“I never connected with people very well, even my siblings,” said McDonnell, now 62 and living in Montgomery County.

Getting therapy and attending a support group helped, but McDonnell credits the men’s cuddling group for teaching him that emotional intimacy and physical touch aren’t always abusive.

“It allowed me to experience what good friendships are, what brothers are,” he said.

Another member, Ryan Hancock, has become like a son to McDonnell. Hancock’s children even call McDonnell grandpa.

“These types of groups can be healthy and helpful for men and women,” said Chris Liang, a licensed psychologist and associate professor of counseling psychology at Lehigh University.

Liang researches the effect of masculinity on health and was part of a board that helped the American Psychological Association (APA) formulate new guidelines on working with boys and men.

The guidelines highlight ways in which traditional views of masculinity — such as men are tough and never cry — harm their emotional and physical health. Studies show that men who strongly believe in masculine norms are less likely to get preventive health care, more likely to drink heavily and use tobacco, and more likely to hold negative attitudes toward seeking mental-health services.

Many men never learn healthy ways to deal with stress, Liang said. Then, it can emerge in harmful ways.

According to the APA, men commit 90 percent of homicides in the U.S. and represent 77 percent of homicide victims. They’re also more than three times as likely as women to die by suicide, and their life expectancy is nearly five years shorter, largely because of both violence and the health impact of stress.

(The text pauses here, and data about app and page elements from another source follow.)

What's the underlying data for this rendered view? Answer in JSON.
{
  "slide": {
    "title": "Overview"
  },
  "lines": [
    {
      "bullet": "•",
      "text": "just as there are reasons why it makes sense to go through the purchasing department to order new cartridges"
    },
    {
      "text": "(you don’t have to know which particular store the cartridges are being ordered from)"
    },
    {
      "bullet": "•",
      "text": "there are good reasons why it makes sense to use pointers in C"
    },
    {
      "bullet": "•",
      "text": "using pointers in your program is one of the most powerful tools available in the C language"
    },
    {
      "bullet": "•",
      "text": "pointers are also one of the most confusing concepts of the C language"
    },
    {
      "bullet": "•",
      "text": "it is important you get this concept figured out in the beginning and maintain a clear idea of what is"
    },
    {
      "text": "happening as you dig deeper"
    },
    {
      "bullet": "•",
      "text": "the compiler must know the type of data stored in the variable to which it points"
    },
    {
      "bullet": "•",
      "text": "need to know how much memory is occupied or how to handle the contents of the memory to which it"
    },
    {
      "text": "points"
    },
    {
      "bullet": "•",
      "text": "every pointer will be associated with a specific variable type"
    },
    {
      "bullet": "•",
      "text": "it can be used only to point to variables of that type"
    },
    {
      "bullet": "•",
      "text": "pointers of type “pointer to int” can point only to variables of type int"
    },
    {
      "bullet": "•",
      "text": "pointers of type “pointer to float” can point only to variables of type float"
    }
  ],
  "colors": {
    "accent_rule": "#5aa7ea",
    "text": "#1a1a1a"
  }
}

Liang hopes that such groups as the cuddling meet-up can help men move beyond one restrictive definition of masculinity. Although those with more serious concerns may want to seek therapy, he said, “if this is something that’s more comfortable for men ... then it can do a whole lot of good.”

A growing movement of men’s support groups

When Kevin Eitzenberger was 11, his 7-year-old brother died. Growing up, Eitzenberger didn’t spend much time with his father. The two had little in common.

Both experiences left Eitzenberger without a role model to show him what it meant to be a man.

“It led me to believe I was less than,” he said. “That I wasn’t manly.”

In 2008, he discovered a group called the ManKind Project (MKP), which would help him overcome that feeling.

Founded about 30 years ago, MKP is a nonprofit focused on building male community through more than 900 men’s support groups in dozens of countries.

“We want men to come in and figure out what their ideal of manhood is,” said Boysen Hodgson, communications director of MKP in the U.S. “It’s not something that can be imposed or prescribed to you.”

The group doesn’t focus on cuddling, but it does promote the idea of being open and vulnerable with other men.

“Asking for affection, asking for time, asking for help from other men is scary,” Hodgson said. “But it’s a very important skill for men to learn.”

Studies published in 2010 and 2014 found that participating in MKP programming improved men’s psychological well-being for up to two years.

For Eitzenberger, MKP helped him realize that wanting a connection with other men and seeking their acceptance was OK. It led him to start the cuddling group.

Now he receives about two requests a week from people looking to join the meet-up.

A man among men

At the cuddling group demonstration, Ryan Hancock absentmindedly touched TJ McDonnell’s ear. Later, McDonnell squeezed in between Turner and Eitzenberger lying on the floor, calling himself “the cream in the cookie.”

In this setting, touch was no more notable than asking about someone’s day.

Some men teared up as they discussed their regrets as fathers. Others were playful.

At the end of the session, the group huddled and took turns completing the phrase, “As a man among men, I feel...”

“Grateful to be with all of you,” Turner said.

“Worthy of connection,” Hancock said.

McDonnell, going last, said, “Loved, accepted, and included.”

___

Online:

https://bit.ly/2sJCq2N